With Nebraska, his aim seems to be to make something like his previous films, only more so. While The Descendants took him off to colourful Hawaii, as its title announces, Nebraska brings him back (eventually) to his own state. The two central characters are a man in his seventies whose memory is going, and his middle-aged son whose life is not so much going nowhere as going backwards. It’s a film populated by taciturn, often real-looking Midwesterners. It’s filmed in grainy black and white, and visits flat landscapes and towns that might be suffering from the current economic trough, but equally might have been struggling since the Great Depression. Glamorous it ain’t.
A lot of the fuss about this film is to do with the performance of Bruce Dern as Woody Grant, a cantankerous old drinker convinced he has won a million dollars in a prize draw. Dern was one of the big stars of the New Hollywood of the early 1970s, but hasn’t had much good work in a long time. And he is terrific here as the sometimes befuddled, frequently silent and occasionally sharp Woody. Will Forte plays David, the son who reluctantly agrees to drive Woody the 700 or so miles to Lincoln, Nebraska to try to claim his prize. Along the way, David decides it would be a good idea to stop by their former hometown and see the extended family. And that’s how Nebraska slides from being a road movie into one about small-town life. The Montana Grants might have their problems, but they turn out to be a dynamic and ambitious bunch compared with the ones who stayed in Nebraska. The film’s funniest characters are David’s two terrible cousins, Bart and Cole, who are fat, lazy, dumb and unpleasant.
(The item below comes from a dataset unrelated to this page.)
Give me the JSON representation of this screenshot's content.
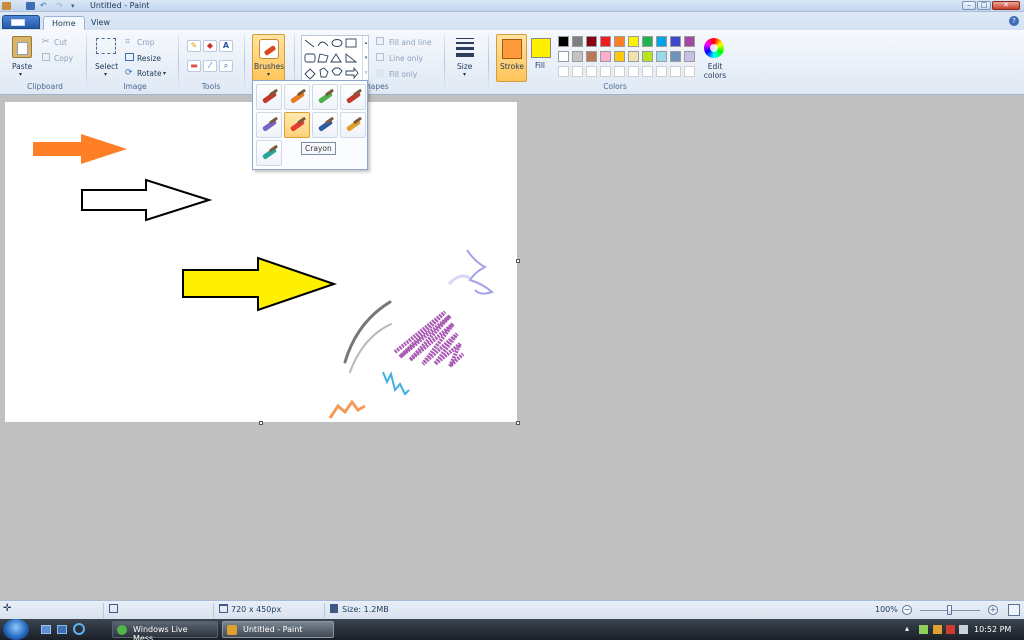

I was surprised about how much David learns about Woody over the course of the movie. I’m not sure why that was unexpected – maybe I instinctively think that Payne is a slightly less conventional film-maker than he is. Not that slow piecing together of a life, with all its messiness and suppressed tragedies and all the rest, is a bad way for a film to spend its time. I also thought the ending was more upbeat – in its way – than some critics have suggested. Maybe what qualifies as a cheerful conclusion by my standards is a pretty bleak one by yours.
There are lots of good performances here – June Squibb as Woody’s long-suffering but far from stoic wife, Bob Odenkirk (Saul from Breaking Bad) as his more successful son, and Stacy Keach, still as sinister as ever, if a little battered, as his ex-business partner and enemy, plus the massed ranks of the largely wordless, motionless Grant men.
If I have one problem with the film, it’s the music, which seems like a horrible cliché of this kind of low-key kind of film. It’s music that says ‘gentle and that little bit quirky’. Nebraska is better than that.